MATERIAL PROVIDED:
- - -
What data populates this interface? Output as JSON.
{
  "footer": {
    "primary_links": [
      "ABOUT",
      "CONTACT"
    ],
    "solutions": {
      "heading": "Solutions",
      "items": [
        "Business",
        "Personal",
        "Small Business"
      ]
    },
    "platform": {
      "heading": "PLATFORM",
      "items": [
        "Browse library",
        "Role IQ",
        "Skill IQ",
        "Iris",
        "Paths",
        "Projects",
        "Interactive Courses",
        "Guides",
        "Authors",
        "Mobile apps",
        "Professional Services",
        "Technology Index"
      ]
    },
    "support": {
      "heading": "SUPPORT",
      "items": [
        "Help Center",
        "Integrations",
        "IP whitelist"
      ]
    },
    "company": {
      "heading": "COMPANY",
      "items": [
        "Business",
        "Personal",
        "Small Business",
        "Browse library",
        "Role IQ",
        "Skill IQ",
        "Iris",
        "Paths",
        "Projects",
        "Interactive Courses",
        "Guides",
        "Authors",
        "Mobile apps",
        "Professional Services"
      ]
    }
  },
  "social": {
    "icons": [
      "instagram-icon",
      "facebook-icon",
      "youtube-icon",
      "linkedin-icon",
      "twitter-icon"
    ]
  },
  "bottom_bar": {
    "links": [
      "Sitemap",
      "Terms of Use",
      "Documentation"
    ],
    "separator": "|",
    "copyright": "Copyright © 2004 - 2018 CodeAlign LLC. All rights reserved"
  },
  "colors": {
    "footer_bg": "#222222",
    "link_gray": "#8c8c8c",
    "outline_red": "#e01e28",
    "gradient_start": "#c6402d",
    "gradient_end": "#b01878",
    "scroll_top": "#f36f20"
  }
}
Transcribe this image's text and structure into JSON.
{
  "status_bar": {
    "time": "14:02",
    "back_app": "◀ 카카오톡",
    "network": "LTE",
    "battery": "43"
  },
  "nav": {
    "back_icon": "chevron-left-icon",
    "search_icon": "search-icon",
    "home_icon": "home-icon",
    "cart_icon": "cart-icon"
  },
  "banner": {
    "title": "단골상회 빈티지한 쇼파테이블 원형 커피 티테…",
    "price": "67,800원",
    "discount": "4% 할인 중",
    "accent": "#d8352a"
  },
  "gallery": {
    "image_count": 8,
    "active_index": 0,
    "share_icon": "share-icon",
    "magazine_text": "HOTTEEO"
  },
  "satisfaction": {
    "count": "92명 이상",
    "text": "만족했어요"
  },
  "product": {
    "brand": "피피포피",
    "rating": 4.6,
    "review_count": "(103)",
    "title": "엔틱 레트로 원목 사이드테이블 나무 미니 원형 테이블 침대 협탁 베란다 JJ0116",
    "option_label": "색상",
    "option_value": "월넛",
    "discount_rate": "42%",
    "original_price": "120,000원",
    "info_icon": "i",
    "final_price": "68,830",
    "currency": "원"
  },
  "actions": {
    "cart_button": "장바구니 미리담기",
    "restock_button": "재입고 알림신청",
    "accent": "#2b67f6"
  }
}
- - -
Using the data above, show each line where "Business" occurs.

        "Business",
        "Small Business"
        "Business",
        "Small Business",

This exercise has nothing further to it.